Background: The shape of the skull has been described as most aesthetic if it follows the Golden Ratio. This is described as the length and shape of two arcs between the nasion and the inion subdivided by the bregma in profile. These two profile arcs, the bregma-inion (BI) and nasion-bregma (NB), ideally should be in a ratio of 1.6:1.0. (BI/NB) While there appears to be some merit to this concept what is not described in this arc ratio relationship is the shape of the arc. The bregma point should be lower than the top of the back of the head as it slopes downward to the forehead. While never described from an aesthetic skull shape standpoint that profile skull shape is clearly shown in the skull Golden Ratio concept.
The gradual slope of the skull as it comes forward to the forehead can be disrupted by a variety of skull shape abnormalities. One of these is the anterior fontanelle bump. The anterior fontanelle, one of a babie’s soft spots, develops at the union of the coronal and sagittal sutures. It originally was an open area at birth but the bone plates gradually merge together somewhere between 9 and 18 months of age. If this anterior fontanelle closure area closes a bit sooner or the bone plates grow and fuse together thicker than the surrounding bone it cam appear as a raised area or bump of bone. While of no functionally significance its height disrupts the gradual slope of the skull profile shape as it descends towards the forehead.
Case Study: This male was bothered by a raised area of bone on the part of the skull behind the hairline. It was a circular hard area of bone located centrally that disrupted the more ideal slope of the skull as it approached the frontal hairline and forehead. As a male with short hair this bony bump was aesthetically bothersome. The goal was to reduce this bony bump and establish a better skull shape in profile.
Under general anesthesia and through an irregular zigzag scalp incision directly over the raised bony area a high speed bone burring technique was used to reduce as much bone as possible. The visual evidence of the coronal sutures confirmed this was the original anterior fontanelle area. A drain was placed and head dressing applied.
His before and after profile assessment showed the immediate improvement in his profile head shape.
While there may be many variations to the shape of the head there are certain abnormal curves to it that can be aesthetically bothersome.

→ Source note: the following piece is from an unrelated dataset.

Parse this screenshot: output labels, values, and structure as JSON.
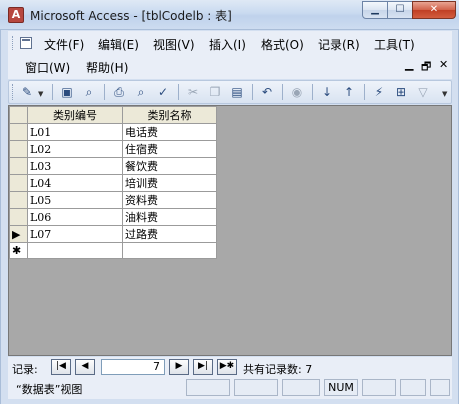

The slope of the skull on the top of the head is one of those curves in which a gradual descent to the forehead from the crown area is an accepted shape. When that profile curve is disrupted, either by a high crown area or a high front part of the top of the head the shape acquires an un aesthetic shape. The Golden Ratio is probably disrupted as well as the nasion to inion distance is increased. In the case of the high anterior fontanelle deformity the NB distance is increased. Lowering it by bone burring of the bregma region improves the shape as well as acquires a more pleasing profile curve.
1) The original neonatal anterior fontanelle can develop a raised bone thickening creating an abnormal curvature to the top of the head in profile. (anterior fontanelle skull deformity)
2) In profile the most aesthetic skull shape has a downward curvature as it descends from back to front.
3) The raised bump from the anterior fontanelle skull deformity can be reduced by burring in the amount the thickness of the bone will allow.
Dr. Barry Eppley